[EXERCISE DIRECTIONS]
Give every line from the entries that contains "icon".

━━ INPUT MATERIAL ━━

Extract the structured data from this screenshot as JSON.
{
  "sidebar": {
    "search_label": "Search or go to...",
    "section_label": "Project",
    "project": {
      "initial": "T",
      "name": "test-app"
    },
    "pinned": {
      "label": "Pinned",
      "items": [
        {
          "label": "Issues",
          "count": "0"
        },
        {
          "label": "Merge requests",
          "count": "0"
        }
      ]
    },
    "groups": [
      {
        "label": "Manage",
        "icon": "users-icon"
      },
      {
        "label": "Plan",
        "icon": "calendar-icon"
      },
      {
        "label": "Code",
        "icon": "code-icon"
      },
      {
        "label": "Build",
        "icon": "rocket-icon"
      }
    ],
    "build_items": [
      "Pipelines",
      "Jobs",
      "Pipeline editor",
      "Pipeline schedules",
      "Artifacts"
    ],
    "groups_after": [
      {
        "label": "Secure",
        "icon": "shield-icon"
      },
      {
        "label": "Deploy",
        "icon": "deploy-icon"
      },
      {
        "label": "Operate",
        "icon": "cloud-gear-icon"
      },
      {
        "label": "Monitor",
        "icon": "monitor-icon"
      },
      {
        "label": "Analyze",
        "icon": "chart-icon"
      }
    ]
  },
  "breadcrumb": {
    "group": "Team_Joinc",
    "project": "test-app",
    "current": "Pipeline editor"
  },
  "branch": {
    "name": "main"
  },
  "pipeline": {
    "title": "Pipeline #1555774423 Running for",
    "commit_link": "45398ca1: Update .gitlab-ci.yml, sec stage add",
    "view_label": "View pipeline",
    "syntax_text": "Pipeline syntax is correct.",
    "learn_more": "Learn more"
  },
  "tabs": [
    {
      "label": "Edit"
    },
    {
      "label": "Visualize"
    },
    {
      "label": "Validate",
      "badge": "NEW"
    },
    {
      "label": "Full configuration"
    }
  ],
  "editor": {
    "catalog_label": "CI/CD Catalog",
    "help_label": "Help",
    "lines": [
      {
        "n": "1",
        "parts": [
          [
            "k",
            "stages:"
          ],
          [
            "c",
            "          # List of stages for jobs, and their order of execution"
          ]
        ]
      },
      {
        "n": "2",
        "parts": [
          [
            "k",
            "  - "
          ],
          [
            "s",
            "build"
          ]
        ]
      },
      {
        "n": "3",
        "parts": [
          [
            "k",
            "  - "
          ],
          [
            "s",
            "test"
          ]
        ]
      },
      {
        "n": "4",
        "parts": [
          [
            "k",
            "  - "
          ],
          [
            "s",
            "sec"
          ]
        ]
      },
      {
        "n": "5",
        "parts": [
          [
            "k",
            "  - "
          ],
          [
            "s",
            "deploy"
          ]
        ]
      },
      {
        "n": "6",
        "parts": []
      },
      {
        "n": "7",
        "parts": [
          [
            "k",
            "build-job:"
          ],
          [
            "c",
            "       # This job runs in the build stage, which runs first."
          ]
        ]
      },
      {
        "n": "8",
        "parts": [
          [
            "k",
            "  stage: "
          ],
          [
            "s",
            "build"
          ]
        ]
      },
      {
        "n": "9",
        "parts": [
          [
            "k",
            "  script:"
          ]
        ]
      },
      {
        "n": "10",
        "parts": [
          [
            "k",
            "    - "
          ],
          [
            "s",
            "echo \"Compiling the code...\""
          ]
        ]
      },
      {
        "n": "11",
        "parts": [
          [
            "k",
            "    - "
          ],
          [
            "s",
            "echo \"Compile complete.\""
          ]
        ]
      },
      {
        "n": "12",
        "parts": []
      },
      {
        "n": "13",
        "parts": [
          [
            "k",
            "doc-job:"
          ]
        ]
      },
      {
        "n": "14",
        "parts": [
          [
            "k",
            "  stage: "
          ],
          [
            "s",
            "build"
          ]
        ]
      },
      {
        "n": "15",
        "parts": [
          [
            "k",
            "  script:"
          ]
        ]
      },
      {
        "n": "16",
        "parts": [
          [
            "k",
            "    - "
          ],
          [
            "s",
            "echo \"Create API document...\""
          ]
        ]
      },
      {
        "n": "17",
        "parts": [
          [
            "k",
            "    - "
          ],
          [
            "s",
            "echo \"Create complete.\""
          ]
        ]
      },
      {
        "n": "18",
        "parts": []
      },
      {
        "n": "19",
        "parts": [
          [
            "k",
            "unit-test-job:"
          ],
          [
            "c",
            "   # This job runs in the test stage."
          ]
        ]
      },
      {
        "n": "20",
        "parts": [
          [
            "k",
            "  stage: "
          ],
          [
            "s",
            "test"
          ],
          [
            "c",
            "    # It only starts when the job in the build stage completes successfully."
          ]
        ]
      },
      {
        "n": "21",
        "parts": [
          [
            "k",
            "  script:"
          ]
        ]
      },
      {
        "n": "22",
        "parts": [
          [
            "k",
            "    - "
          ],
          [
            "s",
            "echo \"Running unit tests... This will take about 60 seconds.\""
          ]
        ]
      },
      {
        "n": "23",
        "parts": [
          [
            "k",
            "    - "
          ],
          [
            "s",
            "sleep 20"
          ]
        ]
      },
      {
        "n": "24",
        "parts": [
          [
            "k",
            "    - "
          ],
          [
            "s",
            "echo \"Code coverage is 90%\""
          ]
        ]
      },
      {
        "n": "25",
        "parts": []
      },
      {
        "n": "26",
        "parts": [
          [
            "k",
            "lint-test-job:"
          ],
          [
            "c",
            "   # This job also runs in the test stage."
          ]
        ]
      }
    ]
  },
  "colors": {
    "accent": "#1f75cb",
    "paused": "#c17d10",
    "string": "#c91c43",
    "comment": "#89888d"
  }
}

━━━

[ANSWER]
        "icon": "users-icon"
        "icon": "calendar-icon"
        "icon": "code-icon"
        "icon": "rocket-icon"
        "icon": "shield-icon"
        "icon": "deploy-icon"
        "icon": "cloud-gear-icon"
        "icon": "monitor-icon"
        "icon": "chart-icon"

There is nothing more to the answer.